Overall it was a good time. Sydney got treats, most of which he held delicately between his teeth, then spat out disdainfully and completely ignored. I didn’t get any treats even though I stared my “WANT” at them, and I also wasn’t offered any of the broccoli or savory meatiness Sydney’s man was cooking. But my human’s body language melted into a form that was very loose and relaxed and very happy. Her shoulders slid back, and the stiffness leached out of her spine. She and her best friend chatted in animated voices, until it was way past reasonable dinner time and my belly gnawed a hole in itself and the bright lights beyond the glass door shone starkly against the blackness of the sky. And they practiced the ritual where they wrap their arms around each other and press their chests together - which looks like a dominance game but isn’t. My human even made this signal with Sydney’s male person, and she never once gave off a “don’t touch me” smell.

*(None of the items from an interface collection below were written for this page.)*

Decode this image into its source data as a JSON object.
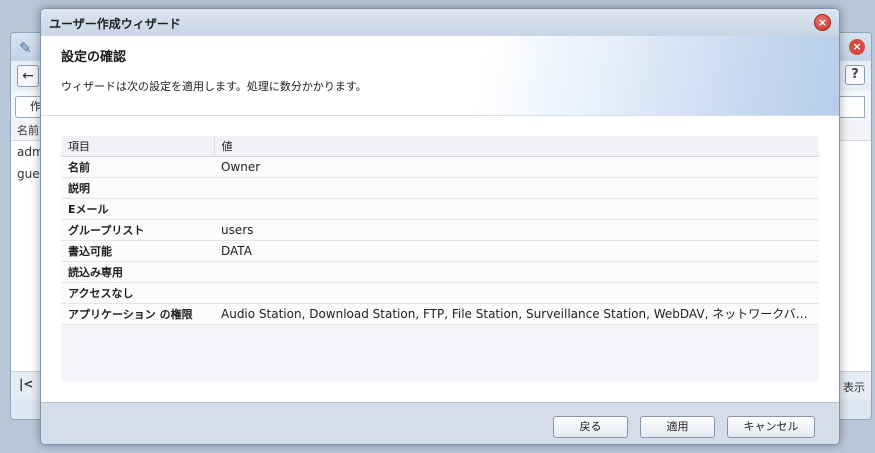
{
  "background_window": {
    "create_label": "作",
    "list_header": "名前",
    "rows": [
      "adm",
      "gue"
    ],
    "display_label": "表示"
  },
  "dialog": {
    "title": "ユーザー作成ウィザード",
    "header_title": "設定の確認",
    "header_desc": "ウィザードは次の設定を適用します。処理に数分かかります。",
    "table": {
      "col_item": "項目",
      "col_value": "値",
      "rows": [
        {
          "item": "名前",
          "value": "Owner"
        },
        {
          "item": "説明",
          "value": ""
        },
        {
          "item": "Eメール",
          "value": ""
        },
        {
          "item": "グループリスト",
          "value": "users"
        },
        {
          "item": "書込可能",
          "value": "DATA"
        },
        {
          "item": "読込み専用",
          "value": ""
        },
        {
          "item": "アクセスなし",
          "value": ""
        },
        {
          "item": "アプリケーション の権限",
          "value": "Audio Station, Download Station, FTP, File Station, Surveillance Station, WebDAV, ネットワークバックアップ..."
        }
      ]
    },
    "buttons": {
      "back": "戻る",
      "apply": "適用",
      "cancel": "キャンセル"
    }
  },
  "colors": {
    "close_red": "#d6493e",
    "footer_bg": "#d4dde8",
    "header_gradient_blue": "#b7cdea"
  }
}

I know that there are things humans get sad about that dogs don’t understand. There’s a lot that’s happened to my human lately, a lot that’s happening with her family, and she’s living on the periphery of great transition, and through her I’m brushing the edges of this change. The cardboard boxes have appeared, and scent objects are vanishing or being moved around, and half the time none of the right humans are to be found where they’re supposed to be. My vision may be poor, but I’m not nose-deaf to the signs. Maybe we’ll be living in a sixth house soon.
Dogs sense change on the wind even if we don’t understand what exactly is occurring. That’s why sometimes all of a sudden, we need to relearn where it’s appropriate to relieve ourselves, even if we’ve never ever lifted a leg in the house before. We smell loneliness and heartache in our humans - the ragged edged, gaping holes they carve in their own souls and in each other - and we worry that our pack isn’t okay. Humans make the rules in the world, but somehow, they’re the ones who wind up the most often hurt and lost. Dogs are never lost, even curling up in corners in stinky condos instead of homes, so long as our packs have leadership that smells young and healthy and free inside. There are people who wouldn’t get out of bed in the morning, much less walk their dog five miles, if they felt unwell, but my human never lets her sickness interrupt the important business of our life. That, more than anything - even doing the bad thing - would be admitting defeat. And as a dog that’s something I understand intuitively because even an old, arthritic, dog hobbles to the door with pitiful eagerness if his human picks up his leash, because until it’s time to lay down and die he knows that a dog has just got to walk. I worry about my human, but tonight she was happy with her best friend, and in the morning, she’ll wake up and we’ll travel together, and even if my nose tells me that she’s forcing herself to stagger each next step and smile through the pain or that she took more medicine than usual, she’ll smell like “I got this.” And I’ll know that I’m safe.